Needed from the entries below: every line that holds the word "expires".

=== Interface dataset entries ===
# # # # # # #

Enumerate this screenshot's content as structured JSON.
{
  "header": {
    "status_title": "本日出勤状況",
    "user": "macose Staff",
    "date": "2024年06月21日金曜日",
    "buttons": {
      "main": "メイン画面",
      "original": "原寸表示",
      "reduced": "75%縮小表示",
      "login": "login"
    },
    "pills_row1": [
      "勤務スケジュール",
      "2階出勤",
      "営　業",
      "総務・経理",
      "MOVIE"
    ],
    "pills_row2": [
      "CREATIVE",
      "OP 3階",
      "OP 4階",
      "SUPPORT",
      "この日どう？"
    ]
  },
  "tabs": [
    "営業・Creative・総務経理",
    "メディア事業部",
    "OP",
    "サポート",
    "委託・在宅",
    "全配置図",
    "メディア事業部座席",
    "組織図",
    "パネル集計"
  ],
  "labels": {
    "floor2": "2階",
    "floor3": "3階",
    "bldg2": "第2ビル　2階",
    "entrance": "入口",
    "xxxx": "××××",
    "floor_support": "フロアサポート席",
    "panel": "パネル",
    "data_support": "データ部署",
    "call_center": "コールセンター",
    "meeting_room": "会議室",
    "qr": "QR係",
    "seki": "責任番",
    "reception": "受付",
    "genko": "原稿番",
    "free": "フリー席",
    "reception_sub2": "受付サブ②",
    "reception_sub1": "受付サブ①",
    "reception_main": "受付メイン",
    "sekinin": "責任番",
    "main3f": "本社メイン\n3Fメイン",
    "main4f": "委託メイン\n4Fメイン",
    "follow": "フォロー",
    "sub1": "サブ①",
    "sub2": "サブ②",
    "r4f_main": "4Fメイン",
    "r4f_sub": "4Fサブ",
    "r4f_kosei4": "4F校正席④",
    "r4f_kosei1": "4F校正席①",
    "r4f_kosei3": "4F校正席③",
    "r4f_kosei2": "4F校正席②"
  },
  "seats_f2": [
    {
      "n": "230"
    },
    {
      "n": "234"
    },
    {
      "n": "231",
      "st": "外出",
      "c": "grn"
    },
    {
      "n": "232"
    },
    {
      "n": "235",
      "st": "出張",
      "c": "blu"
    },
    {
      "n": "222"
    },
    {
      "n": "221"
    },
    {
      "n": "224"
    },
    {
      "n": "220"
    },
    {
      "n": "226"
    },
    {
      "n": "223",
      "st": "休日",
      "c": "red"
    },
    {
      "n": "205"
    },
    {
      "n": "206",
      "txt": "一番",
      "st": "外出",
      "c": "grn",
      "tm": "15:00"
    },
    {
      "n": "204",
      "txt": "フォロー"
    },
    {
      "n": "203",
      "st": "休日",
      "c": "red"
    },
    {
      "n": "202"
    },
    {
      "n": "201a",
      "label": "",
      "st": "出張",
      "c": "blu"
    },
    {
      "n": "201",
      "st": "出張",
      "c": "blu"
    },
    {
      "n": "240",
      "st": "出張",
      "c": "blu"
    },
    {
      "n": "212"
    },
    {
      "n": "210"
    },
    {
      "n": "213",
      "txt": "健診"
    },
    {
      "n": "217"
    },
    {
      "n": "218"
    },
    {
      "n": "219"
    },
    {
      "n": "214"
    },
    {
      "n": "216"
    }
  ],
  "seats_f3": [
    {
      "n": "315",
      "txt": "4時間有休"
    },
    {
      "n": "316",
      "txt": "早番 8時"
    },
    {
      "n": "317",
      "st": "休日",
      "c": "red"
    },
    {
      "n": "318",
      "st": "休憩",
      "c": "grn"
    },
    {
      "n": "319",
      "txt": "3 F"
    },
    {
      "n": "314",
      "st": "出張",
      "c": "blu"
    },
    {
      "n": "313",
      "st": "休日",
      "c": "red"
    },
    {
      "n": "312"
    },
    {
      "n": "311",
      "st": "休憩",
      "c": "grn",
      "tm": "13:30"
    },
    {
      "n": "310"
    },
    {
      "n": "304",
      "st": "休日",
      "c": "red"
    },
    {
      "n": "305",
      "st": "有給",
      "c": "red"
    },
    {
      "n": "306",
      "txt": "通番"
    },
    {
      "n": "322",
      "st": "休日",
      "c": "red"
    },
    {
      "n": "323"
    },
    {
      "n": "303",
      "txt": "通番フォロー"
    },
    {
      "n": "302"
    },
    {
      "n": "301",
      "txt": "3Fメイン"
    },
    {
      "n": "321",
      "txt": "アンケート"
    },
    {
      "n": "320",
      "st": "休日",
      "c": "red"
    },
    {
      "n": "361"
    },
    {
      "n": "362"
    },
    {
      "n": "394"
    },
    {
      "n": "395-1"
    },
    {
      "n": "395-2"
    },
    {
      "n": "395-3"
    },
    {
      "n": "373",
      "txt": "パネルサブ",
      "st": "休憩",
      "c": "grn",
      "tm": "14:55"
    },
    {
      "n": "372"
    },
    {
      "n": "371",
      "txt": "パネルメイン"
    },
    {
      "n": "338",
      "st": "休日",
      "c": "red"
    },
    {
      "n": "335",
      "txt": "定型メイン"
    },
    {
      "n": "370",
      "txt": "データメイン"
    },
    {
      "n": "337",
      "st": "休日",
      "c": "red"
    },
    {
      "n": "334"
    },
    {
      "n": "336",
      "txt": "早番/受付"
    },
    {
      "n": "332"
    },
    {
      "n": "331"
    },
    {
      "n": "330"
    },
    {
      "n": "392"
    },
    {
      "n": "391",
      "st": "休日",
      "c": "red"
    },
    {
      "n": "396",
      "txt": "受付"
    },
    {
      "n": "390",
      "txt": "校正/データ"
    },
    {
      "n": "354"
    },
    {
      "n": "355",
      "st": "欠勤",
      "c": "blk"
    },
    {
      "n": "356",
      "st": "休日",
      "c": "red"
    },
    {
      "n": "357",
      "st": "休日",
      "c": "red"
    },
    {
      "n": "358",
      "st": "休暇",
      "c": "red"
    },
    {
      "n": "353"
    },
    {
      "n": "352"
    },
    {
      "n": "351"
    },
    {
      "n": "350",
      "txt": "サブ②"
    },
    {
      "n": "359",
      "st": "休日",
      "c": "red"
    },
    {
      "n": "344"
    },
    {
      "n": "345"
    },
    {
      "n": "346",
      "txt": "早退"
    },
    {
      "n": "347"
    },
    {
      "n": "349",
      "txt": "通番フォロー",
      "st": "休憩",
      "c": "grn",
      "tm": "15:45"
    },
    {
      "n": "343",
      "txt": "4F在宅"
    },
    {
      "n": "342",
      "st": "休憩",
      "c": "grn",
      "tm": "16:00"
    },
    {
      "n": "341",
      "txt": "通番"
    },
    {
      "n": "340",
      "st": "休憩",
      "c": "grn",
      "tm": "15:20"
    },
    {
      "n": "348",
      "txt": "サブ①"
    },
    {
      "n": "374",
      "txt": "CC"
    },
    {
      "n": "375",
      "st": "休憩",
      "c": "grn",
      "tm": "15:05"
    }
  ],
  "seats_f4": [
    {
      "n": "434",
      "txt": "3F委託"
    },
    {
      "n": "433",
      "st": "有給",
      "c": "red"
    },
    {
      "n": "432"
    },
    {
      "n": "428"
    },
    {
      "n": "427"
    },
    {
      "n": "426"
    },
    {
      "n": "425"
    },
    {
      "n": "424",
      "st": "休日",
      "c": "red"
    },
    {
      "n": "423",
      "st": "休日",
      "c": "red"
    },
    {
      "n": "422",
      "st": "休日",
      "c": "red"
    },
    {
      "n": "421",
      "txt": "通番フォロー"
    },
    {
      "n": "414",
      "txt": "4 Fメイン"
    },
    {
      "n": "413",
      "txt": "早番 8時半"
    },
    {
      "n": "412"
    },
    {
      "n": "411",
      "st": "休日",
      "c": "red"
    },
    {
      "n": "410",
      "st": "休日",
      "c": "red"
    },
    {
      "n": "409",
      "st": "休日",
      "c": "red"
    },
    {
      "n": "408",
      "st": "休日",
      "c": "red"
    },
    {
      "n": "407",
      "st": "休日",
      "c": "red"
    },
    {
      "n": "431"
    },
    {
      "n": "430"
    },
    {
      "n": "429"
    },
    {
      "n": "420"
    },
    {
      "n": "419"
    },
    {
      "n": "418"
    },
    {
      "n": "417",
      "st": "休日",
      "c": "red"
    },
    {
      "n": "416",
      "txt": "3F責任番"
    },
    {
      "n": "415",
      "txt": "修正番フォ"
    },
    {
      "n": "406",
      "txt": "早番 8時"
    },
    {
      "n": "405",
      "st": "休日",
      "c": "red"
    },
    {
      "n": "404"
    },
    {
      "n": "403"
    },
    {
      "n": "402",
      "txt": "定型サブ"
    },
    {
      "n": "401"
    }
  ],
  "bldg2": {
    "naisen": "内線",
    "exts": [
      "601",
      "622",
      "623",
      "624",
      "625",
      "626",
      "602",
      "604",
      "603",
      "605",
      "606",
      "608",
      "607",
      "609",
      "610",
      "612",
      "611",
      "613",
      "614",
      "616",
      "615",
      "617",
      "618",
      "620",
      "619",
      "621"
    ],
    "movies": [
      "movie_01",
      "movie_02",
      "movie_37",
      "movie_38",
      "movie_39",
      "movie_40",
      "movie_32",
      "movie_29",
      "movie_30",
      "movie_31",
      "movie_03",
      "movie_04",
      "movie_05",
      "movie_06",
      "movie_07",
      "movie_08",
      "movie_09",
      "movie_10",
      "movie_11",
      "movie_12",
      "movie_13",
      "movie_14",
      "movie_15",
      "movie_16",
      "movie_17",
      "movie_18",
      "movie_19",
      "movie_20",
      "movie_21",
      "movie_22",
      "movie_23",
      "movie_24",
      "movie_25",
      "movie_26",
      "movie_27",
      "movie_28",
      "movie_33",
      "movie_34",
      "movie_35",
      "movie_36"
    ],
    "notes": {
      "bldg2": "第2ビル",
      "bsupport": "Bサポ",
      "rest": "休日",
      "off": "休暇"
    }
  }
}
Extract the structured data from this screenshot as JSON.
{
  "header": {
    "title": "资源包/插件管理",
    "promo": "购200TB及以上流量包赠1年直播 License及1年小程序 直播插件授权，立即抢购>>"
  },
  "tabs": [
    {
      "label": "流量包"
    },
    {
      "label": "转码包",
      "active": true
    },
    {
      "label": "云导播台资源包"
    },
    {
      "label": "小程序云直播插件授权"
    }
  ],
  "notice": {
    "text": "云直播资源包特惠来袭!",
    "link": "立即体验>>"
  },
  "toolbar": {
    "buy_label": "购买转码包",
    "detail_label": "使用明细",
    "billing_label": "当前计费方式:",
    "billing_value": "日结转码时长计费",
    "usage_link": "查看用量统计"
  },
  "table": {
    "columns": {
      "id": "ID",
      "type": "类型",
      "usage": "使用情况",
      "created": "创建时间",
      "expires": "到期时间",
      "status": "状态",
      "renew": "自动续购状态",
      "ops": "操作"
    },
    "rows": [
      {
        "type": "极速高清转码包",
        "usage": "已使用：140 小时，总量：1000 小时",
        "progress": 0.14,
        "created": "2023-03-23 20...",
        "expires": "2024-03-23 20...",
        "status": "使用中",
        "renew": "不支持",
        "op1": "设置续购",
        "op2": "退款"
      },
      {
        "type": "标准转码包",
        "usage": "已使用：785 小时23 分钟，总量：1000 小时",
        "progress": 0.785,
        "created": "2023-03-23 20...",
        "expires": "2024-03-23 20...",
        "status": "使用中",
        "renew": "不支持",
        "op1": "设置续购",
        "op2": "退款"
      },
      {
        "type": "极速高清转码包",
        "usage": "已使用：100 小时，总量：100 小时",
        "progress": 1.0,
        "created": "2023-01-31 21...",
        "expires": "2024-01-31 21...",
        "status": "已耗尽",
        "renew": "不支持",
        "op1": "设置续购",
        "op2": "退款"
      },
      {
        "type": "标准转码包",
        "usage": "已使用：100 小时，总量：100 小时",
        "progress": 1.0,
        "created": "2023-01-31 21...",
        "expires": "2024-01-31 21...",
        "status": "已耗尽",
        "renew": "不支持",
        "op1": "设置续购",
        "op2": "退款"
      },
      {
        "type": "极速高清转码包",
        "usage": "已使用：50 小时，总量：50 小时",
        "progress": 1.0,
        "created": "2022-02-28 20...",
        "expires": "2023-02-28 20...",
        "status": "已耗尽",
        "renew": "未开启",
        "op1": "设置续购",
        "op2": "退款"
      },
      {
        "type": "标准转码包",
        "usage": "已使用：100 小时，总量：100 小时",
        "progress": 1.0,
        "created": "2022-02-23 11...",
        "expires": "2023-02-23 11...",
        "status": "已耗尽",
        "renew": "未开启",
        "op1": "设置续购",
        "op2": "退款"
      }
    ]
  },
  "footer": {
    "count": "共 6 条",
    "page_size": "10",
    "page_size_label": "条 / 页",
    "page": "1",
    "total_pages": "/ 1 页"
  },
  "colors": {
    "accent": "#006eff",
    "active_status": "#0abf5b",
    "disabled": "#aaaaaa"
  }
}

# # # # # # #

=== ANSWER TO THIS TASK ===
      "expires": "到期时间",
        "expires": "2024-03-23 20...",
        "expires": "2024-03-23 20...",
        "expires": "2024-01-31 21...",
        "expires": "2024-01-31 21...",
        "expires": "2023-02-28 20...",
        "expires": "2023-02-23 11...",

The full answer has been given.